Web page and app entries =>

◇ ◇ ◇

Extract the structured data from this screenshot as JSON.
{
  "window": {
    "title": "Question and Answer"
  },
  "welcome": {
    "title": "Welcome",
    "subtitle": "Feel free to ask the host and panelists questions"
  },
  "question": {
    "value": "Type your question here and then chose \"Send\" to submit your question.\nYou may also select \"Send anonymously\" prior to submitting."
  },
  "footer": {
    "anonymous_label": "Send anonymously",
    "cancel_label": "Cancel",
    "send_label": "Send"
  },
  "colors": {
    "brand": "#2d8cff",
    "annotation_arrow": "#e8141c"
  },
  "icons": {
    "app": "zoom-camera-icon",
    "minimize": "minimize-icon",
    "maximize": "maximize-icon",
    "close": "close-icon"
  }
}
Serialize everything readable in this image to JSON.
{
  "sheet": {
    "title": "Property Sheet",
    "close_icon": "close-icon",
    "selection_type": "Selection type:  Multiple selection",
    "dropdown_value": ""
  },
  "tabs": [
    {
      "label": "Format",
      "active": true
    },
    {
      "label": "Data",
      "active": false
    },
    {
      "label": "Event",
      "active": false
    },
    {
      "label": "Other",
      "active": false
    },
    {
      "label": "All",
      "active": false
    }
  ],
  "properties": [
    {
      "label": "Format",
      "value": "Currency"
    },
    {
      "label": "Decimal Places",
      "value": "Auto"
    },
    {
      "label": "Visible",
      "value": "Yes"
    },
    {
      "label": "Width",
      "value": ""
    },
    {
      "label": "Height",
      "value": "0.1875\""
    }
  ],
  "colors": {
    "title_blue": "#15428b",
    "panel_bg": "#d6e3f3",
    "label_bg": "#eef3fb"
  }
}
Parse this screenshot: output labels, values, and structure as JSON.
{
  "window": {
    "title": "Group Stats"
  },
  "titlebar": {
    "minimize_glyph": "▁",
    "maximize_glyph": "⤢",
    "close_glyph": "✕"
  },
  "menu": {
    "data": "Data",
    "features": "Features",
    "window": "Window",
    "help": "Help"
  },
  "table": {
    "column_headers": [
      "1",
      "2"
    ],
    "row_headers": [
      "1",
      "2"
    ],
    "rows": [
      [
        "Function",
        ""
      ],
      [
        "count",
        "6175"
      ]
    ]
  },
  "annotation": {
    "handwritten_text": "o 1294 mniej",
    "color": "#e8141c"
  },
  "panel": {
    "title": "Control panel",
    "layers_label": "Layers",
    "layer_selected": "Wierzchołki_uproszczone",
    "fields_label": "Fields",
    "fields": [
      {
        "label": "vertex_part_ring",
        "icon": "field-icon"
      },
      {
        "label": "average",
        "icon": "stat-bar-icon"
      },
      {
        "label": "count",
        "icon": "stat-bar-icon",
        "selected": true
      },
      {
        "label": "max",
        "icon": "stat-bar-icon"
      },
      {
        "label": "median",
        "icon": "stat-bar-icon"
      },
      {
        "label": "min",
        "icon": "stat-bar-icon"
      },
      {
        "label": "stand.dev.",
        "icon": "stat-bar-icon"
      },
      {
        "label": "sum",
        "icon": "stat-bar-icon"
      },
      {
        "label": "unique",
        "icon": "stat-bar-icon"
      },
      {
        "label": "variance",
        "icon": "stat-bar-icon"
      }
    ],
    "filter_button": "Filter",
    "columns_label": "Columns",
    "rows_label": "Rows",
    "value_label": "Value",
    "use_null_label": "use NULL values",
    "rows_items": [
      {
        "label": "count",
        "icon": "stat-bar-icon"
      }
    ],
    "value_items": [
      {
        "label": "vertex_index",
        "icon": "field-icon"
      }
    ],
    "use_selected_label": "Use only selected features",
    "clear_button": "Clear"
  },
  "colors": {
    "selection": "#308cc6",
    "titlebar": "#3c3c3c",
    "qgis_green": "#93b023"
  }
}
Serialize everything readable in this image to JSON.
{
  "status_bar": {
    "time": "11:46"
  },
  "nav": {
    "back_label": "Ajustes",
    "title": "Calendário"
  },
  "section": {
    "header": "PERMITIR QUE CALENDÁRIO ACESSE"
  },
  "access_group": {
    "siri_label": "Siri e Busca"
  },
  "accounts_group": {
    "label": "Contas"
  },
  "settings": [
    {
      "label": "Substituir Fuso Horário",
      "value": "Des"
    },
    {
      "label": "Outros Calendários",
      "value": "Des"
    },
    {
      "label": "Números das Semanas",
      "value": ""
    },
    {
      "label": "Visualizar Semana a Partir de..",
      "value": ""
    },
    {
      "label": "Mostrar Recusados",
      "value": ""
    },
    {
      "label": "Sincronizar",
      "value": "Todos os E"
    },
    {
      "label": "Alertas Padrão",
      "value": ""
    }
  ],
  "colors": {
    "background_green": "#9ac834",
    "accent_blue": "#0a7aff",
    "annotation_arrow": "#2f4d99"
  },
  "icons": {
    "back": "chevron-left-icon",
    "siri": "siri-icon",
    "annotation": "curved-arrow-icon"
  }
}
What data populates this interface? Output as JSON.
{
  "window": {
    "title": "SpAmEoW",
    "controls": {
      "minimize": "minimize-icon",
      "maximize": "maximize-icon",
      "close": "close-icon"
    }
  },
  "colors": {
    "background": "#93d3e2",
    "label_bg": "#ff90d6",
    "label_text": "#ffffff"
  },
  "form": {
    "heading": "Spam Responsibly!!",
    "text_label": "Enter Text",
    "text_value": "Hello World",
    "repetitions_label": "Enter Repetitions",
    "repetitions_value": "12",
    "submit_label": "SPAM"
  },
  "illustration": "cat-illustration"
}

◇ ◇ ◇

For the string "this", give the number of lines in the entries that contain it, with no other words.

Answer to the exercise => 5